**The task**
In the entries below, identify every line with the string "content" and copy it.

**Provided records**

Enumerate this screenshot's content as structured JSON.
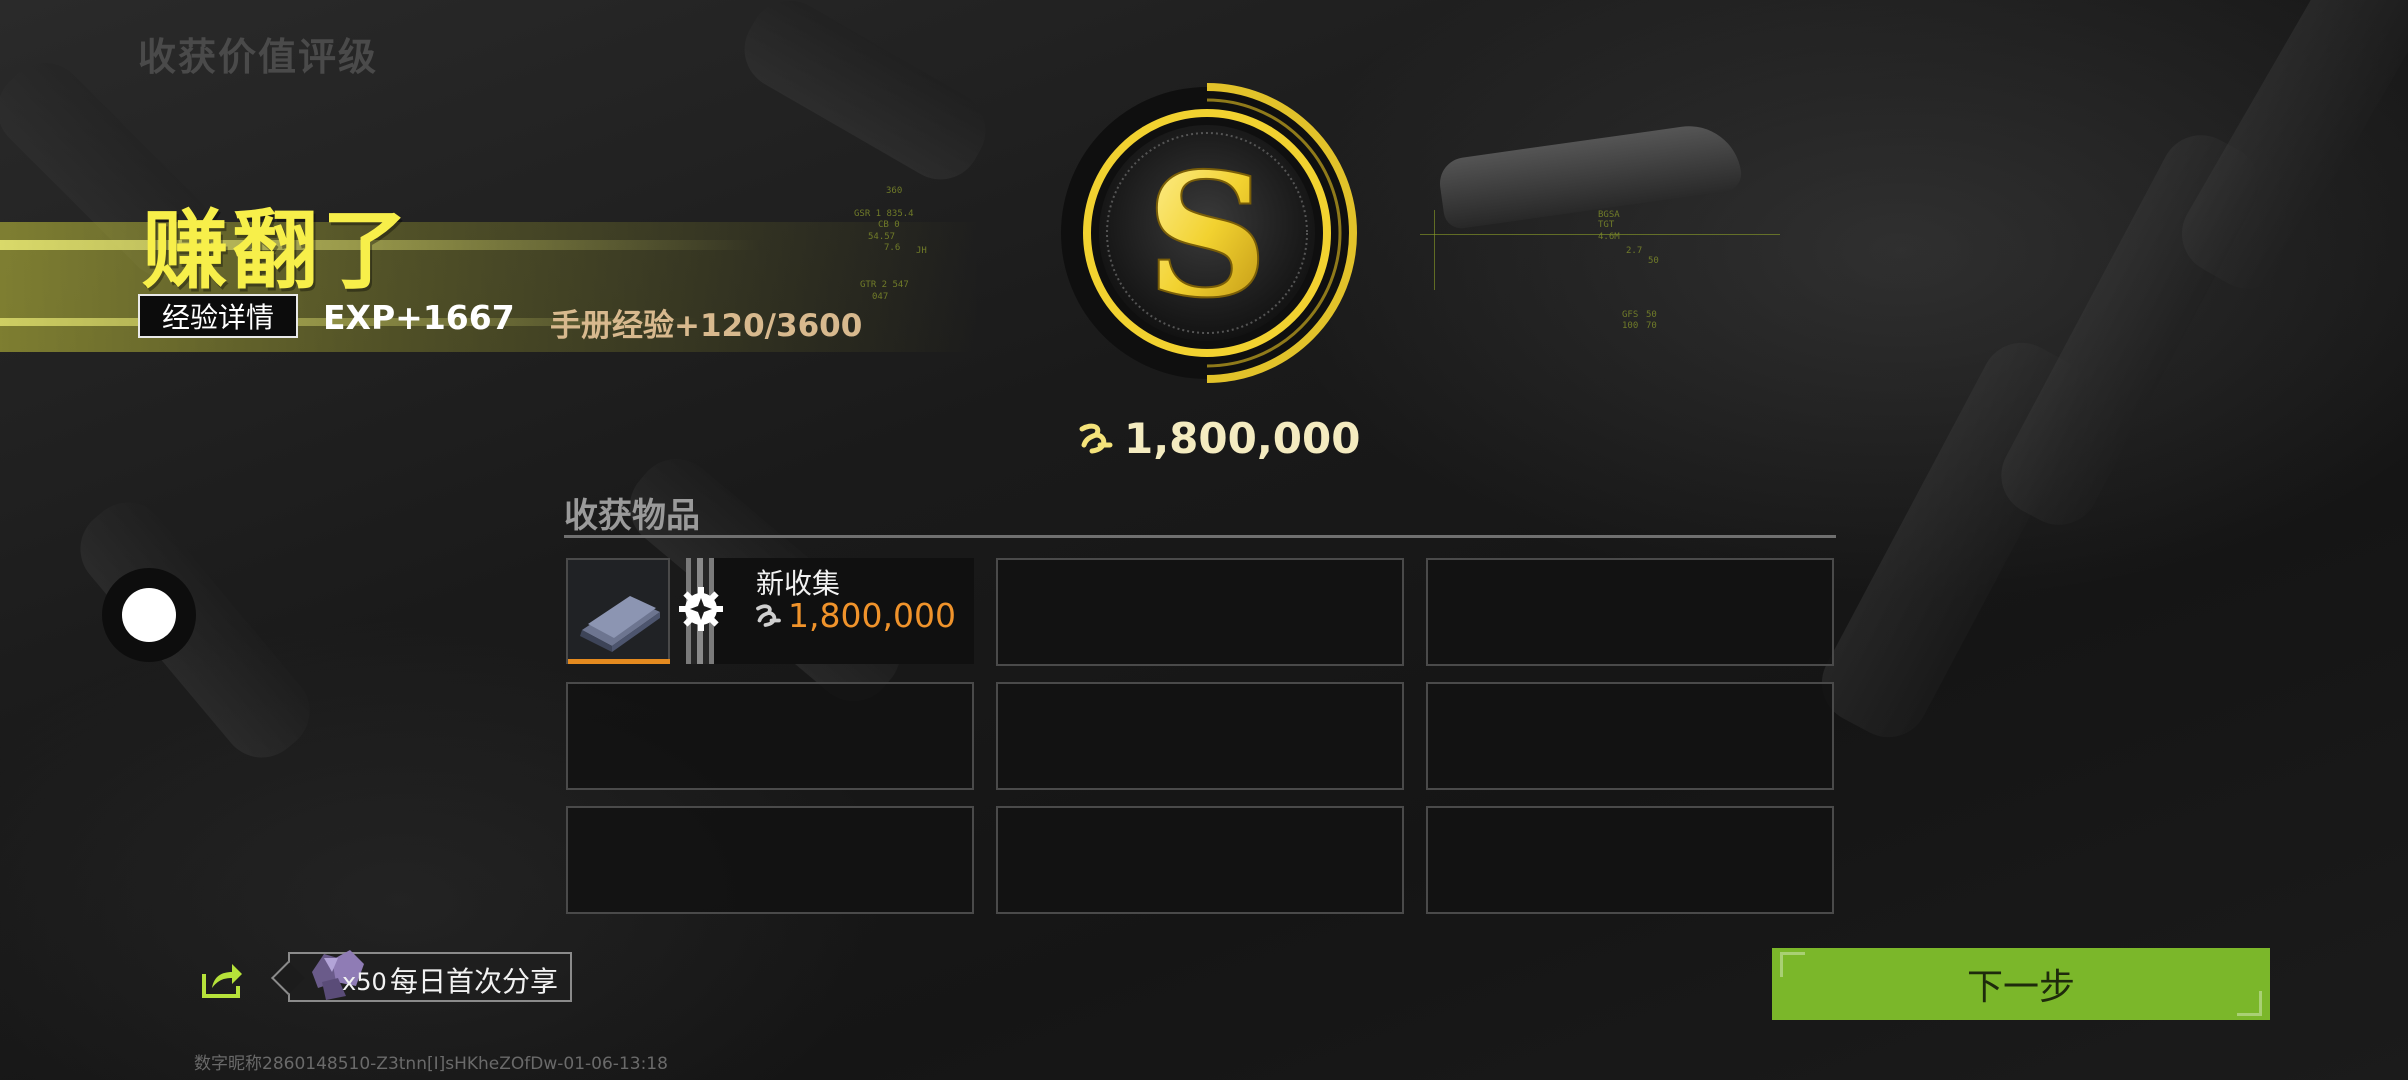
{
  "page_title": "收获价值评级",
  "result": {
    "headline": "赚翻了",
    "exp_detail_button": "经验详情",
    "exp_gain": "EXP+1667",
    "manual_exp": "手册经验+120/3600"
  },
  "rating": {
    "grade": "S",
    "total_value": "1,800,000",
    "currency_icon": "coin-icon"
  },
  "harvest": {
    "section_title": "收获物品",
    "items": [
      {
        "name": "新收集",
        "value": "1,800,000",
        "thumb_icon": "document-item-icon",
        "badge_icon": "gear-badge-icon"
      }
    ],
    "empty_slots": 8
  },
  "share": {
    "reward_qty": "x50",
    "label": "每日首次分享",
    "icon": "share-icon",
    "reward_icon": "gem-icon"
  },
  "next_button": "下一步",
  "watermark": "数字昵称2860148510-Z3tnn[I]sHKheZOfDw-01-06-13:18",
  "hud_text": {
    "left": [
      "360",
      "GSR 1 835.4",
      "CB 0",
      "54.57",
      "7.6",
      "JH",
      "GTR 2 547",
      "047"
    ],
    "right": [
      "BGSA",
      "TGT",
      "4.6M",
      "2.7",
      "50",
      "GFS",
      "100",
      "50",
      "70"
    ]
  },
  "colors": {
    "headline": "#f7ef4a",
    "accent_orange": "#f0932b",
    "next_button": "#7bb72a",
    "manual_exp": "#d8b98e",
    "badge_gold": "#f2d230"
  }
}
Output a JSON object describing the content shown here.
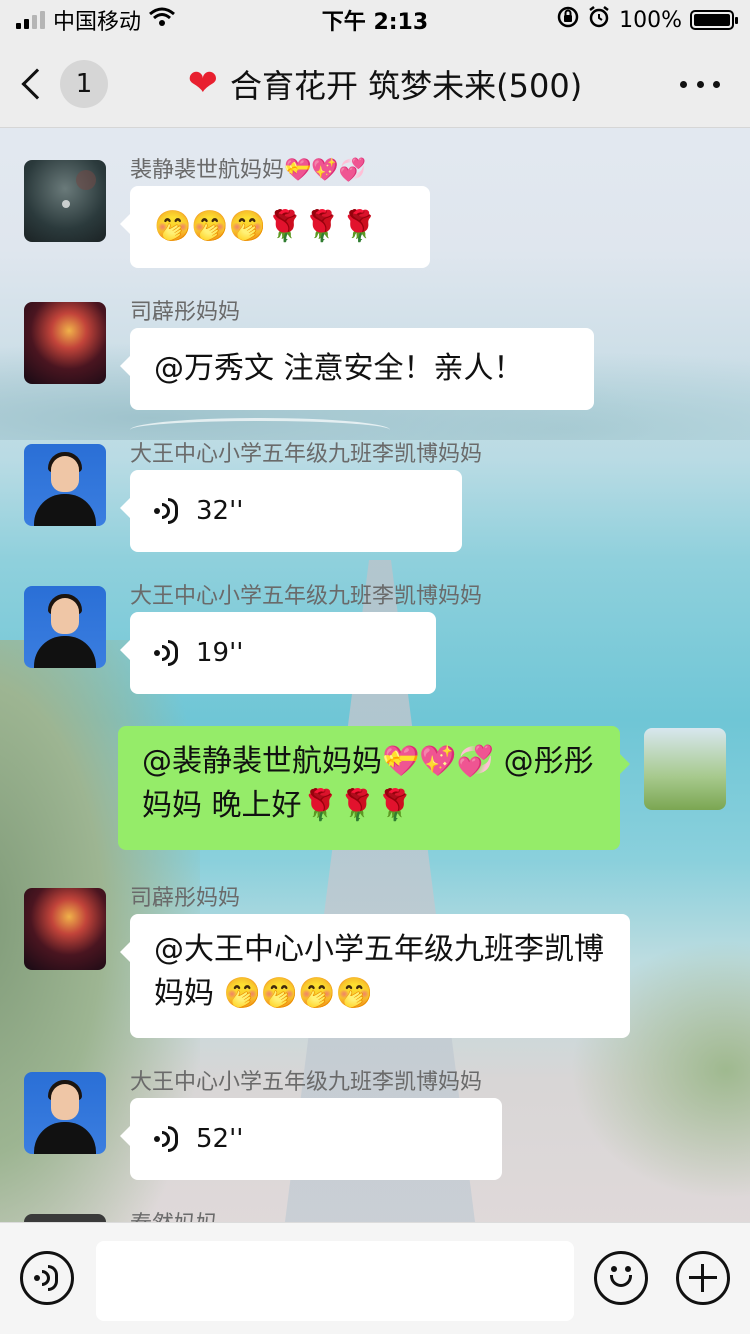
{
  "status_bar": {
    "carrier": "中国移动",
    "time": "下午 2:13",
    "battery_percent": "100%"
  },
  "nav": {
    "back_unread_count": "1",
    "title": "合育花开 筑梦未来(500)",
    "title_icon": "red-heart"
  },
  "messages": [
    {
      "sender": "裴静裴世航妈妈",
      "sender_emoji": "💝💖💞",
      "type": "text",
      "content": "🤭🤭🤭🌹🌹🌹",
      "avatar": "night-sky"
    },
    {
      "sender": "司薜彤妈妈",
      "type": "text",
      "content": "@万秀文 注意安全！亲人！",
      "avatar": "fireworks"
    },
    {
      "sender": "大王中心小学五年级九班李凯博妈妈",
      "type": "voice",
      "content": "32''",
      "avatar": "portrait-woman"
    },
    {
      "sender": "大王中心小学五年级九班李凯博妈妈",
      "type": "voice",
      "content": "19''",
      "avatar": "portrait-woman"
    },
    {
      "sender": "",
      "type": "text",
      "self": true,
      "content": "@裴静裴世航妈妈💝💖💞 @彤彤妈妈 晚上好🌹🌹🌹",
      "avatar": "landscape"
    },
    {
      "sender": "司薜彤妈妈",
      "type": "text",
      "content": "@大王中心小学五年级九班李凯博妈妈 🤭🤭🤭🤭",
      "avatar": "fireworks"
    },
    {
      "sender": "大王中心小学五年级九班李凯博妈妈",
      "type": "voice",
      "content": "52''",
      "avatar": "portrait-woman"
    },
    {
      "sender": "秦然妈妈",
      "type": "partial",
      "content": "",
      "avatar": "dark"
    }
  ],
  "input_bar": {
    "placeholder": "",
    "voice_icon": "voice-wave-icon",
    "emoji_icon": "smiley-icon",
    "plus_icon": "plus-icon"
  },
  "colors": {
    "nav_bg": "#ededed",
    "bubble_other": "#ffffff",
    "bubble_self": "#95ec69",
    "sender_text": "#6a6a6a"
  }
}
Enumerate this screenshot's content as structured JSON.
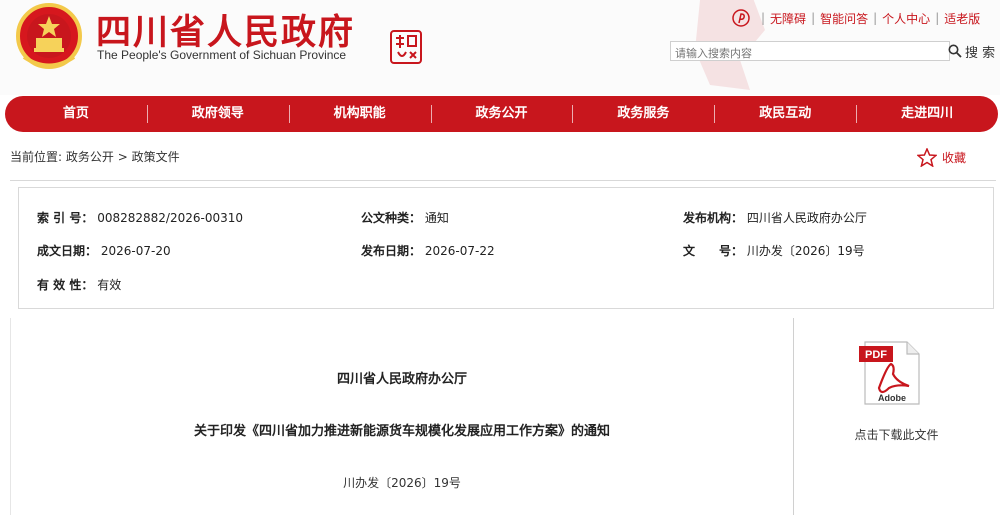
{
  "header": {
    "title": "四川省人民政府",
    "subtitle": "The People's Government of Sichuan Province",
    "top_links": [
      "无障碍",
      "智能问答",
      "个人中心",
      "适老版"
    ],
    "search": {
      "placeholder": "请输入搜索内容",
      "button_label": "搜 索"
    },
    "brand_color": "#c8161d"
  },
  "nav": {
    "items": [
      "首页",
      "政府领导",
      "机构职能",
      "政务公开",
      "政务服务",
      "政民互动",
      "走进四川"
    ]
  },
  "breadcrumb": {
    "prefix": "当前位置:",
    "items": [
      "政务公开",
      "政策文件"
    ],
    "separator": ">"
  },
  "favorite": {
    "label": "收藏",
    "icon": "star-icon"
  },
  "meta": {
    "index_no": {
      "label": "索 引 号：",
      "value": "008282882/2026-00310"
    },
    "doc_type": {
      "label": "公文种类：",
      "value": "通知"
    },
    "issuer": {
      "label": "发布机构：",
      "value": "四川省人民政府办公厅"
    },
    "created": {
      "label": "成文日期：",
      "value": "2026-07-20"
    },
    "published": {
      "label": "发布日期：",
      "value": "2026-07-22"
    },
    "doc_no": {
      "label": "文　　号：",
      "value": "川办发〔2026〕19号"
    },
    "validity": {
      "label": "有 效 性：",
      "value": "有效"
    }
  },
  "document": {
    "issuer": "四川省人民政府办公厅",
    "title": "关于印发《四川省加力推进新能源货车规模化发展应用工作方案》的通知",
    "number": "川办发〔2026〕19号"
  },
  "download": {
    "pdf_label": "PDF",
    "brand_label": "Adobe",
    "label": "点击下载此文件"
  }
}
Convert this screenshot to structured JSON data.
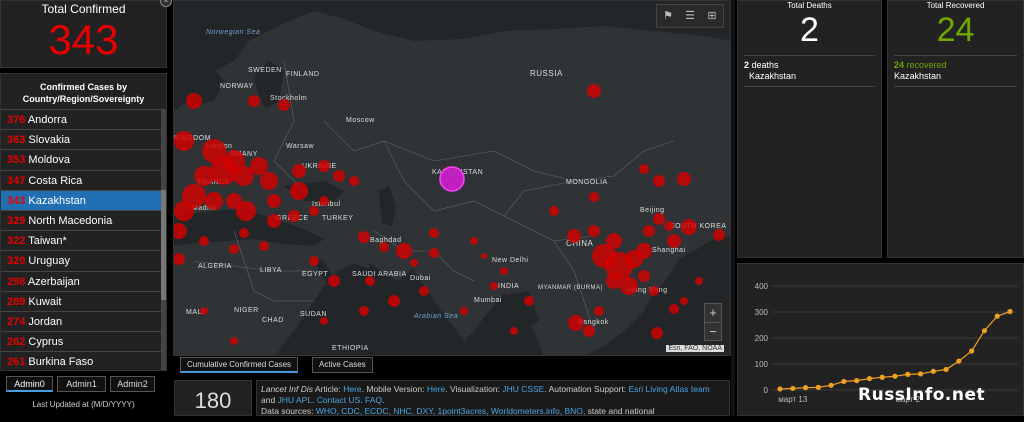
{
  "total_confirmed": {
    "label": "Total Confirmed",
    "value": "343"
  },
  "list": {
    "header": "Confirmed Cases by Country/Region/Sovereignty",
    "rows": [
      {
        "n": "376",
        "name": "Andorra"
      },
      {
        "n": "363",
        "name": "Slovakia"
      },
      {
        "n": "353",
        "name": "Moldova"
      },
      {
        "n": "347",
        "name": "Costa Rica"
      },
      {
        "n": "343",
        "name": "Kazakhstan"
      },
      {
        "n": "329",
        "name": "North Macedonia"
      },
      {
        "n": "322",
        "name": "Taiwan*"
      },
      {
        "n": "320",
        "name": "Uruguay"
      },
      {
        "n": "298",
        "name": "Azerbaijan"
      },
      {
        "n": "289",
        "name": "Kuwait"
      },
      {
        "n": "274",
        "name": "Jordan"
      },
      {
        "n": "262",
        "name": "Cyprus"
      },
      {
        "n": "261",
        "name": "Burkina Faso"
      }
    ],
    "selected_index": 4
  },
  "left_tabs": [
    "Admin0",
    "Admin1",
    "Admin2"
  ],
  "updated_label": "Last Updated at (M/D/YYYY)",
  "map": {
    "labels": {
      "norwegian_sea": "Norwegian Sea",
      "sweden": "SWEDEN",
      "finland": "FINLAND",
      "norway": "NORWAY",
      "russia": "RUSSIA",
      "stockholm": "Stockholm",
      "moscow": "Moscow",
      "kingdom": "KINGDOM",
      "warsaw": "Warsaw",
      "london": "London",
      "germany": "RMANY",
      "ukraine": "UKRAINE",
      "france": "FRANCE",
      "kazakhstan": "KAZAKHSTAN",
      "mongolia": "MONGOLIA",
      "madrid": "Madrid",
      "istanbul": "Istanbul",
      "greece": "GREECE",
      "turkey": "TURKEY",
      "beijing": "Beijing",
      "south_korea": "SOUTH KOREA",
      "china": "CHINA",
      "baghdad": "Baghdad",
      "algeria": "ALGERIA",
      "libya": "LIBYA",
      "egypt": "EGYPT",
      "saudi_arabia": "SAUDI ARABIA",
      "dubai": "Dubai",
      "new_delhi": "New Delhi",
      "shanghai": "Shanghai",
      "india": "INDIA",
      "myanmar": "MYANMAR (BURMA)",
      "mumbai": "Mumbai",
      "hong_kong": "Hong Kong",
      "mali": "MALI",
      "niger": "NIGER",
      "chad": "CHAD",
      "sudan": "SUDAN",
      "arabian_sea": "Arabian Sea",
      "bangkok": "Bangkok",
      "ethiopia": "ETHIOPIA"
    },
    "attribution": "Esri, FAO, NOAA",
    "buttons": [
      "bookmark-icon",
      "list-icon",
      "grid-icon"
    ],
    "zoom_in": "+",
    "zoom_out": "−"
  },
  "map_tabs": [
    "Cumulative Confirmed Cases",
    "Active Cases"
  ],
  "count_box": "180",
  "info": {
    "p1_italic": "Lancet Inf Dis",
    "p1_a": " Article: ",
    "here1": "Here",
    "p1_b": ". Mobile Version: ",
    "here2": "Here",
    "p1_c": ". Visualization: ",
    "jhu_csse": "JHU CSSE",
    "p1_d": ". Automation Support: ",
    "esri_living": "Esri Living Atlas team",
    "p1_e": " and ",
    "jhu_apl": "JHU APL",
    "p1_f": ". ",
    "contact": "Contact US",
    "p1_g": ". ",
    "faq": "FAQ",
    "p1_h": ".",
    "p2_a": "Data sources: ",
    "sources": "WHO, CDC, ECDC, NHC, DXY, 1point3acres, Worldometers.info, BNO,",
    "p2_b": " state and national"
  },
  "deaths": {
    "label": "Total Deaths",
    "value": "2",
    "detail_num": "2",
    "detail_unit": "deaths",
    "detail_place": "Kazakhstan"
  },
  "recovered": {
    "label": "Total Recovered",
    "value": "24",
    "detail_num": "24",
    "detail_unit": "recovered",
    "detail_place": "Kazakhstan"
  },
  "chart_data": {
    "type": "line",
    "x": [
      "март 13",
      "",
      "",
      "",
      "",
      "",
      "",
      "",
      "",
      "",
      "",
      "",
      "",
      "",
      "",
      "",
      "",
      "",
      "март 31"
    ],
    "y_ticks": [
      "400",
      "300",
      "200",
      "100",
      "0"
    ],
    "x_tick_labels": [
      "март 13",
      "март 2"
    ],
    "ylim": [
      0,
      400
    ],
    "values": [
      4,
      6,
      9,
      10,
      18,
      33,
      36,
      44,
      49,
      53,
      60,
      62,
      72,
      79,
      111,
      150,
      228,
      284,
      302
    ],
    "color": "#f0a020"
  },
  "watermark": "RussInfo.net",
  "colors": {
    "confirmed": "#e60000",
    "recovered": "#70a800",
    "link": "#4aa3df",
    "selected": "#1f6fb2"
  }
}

**Output of the exercise**
Enumerate this screenshot's content as structured JSON.
Output a JSON object describing the content shown here.
      "content": "🤭🤭🤭🌹🌹🌹",
      "content": "@万秀文 注意安全！亲人！",
      "content": "32''",
      "content": "19''",
      "content": "@裴静裴世航妈妈💝💖💞 @彤彤妈妈 晚上好🌹🌹🌹",
      "content": "@大王中心小学五年级九班李凯博妈妈 🤭🤭🤭🤭",
      "content": "52''",
      "content": "",
Enumerate this screenshot's content as structured JSON.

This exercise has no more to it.